**What you have to do**
Please restate the records below word for word, leaving out every picture.

**Data**
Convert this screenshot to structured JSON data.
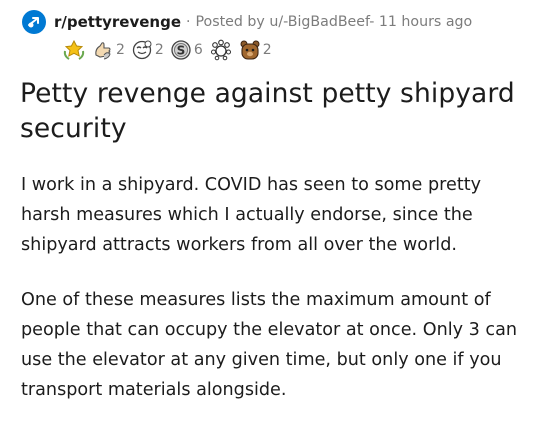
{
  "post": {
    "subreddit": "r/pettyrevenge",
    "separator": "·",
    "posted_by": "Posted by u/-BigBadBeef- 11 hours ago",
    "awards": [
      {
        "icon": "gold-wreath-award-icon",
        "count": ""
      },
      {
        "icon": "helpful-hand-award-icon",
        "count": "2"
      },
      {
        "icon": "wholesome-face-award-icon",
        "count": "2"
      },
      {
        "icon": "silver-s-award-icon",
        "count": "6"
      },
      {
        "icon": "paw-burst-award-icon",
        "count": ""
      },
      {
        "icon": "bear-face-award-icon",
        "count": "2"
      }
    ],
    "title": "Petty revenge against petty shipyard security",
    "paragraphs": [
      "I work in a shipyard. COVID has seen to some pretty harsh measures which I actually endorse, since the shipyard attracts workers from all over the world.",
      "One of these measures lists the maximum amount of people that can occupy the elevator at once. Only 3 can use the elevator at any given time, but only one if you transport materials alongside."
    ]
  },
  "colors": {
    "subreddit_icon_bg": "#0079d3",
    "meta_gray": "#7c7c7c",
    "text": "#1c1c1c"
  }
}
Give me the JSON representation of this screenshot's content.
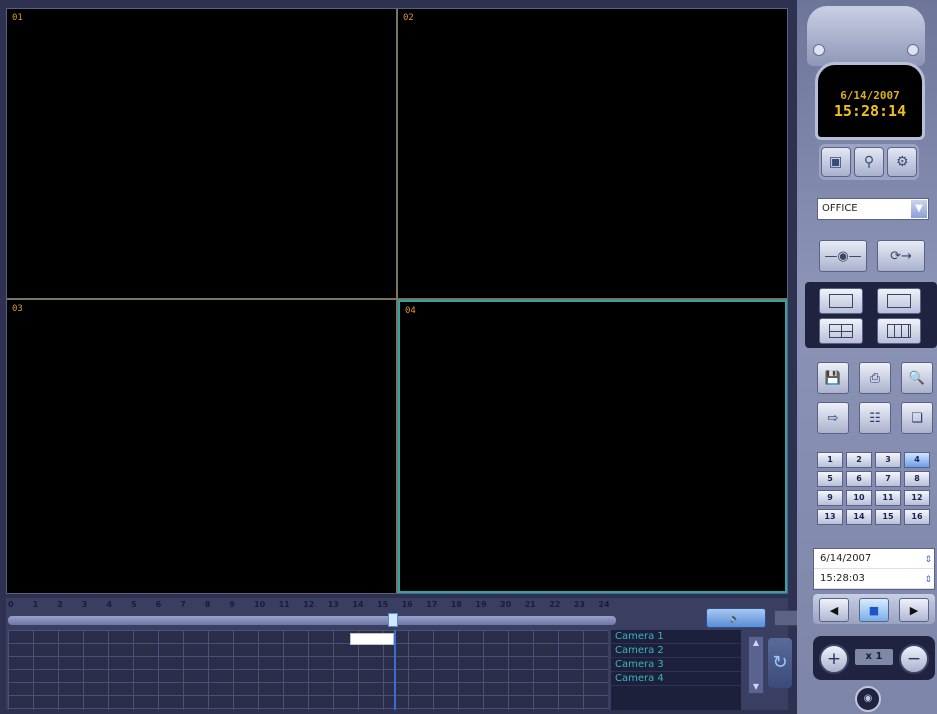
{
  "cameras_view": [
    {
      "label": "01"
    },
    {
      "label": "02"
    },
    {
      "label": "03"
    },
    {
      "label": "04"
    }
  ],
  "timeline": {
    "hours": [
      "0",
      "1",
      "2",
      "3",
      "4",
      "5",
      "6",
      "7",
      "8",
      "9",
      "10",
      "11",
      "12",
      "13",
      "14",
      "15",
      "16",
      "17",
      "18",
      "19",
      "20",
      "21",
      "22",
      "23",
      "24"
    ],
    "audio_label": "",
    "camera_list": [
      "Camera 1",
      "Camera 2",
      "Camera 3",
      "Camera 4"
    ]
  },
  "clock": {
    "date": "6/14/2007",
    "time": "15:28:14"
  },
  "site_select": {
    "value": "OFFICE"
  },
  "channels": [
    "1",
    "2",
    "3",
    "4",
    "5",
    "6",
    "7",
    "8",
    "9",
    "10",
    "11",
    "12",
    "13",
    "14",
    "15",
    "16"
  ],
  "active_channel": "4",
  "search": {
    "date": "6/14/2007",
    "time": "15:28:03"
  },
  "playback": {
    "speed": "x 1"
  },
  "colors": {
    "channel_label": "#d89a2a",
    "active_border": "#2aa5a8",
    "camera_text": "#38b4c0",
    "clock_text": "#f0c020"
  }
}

**Response box**
Convert this screenshot to structured JSON data.
{
  "post": {
    "subreddit": "r/pettyrevenge",
    "separator": "·",
    "posted_by": "Posted by u/-BigBadBeef- 11 hours ago",
    "awards": [
      {
        "icon": "gold-wreath-award-icon",
        "count": ""
      },
      {
        "icon": "helpful-hand-award-icon",
        "count": "2"
      },
      {
        "icon": "wholesome-face-award-icon",
        "count": "2"
      },
      {
        "icon": "silver-s-award-icon",
        "count": "6"
      },
      {
        "icon": "paw-burst-award-icon",
        "count": ""
      },
      {
        "icon": "bear-face-award-icon",
        "count": "2"
      }
    ],
    "title": "Petty revenge against petty shipyard security",
    "paragraphs": [
      "I work in a shipyard. COVID has seen to some pretty harsh measures which I actually endorse, since the shipyard attracts workers from all over the world.",
      "One of these measures lists the maximum amount of people that can occupy the elevator at once. Only 3 can use the elevator at any given time, but only one if you transport materials alongside."
    ]
  },
  "colors": {
    "subreddit_icon_bg": "#0079d3",
    "meta_gray": "#7c7c7c",
    "text": "#1c1c1c"
  }
}
Give me the JSON representation of this screenshot's content.
{
  "cameras_view": [
    {
      "label": "01"
    },
    {
      "label": "02"
    },
    {
      "label": "03"
    },
    {
      "label": "04"
    }
  ],
  "timeline": {
    "hours": [
      "0",
      "1",
      "2",
      "3",
      "4",
      "5",
      "6",
      "7",
      "8",
      "9",
      "10",
      "11",
      "12",
      "13",
      "14",
      "15",
      "16",
      "17",
      "18",
      "19",
      "20",
      "21",
      "22",
      "23",
      "24"
    ],
    "audio_label": "",
    "camera_list": [
      "Camera 1",
      "Camera 2",
      "Camera 3",
      "Camera 4"
    ]
  },
  "clock": {
    "date": "6/14/2007",
    "time": "15:28:14"
  },
  "site_select": {
    "value": "OFFICE"
  },
  "channels": [
    "1",
    "2",
    "3",
    "4",
    "5",
    "6",
    "7",
    "8",
    "9",
    "10",
    "11",
    "12",
    "13",
    "14",
    "15",
    "16"
  ],
  "active_channel": "4",
  "search": {
    "date": "6/14/2007",
    "time": "15:28:03"
  },
  "playback": {
    "speed": "x 1"
  },
  "colors": {
    "channel_label": "#d89a2a",
    "active_border": "#2aa5a8",
    "camera_text": "#38b4c0",
    "clock_text": "#f0c020"
  }
}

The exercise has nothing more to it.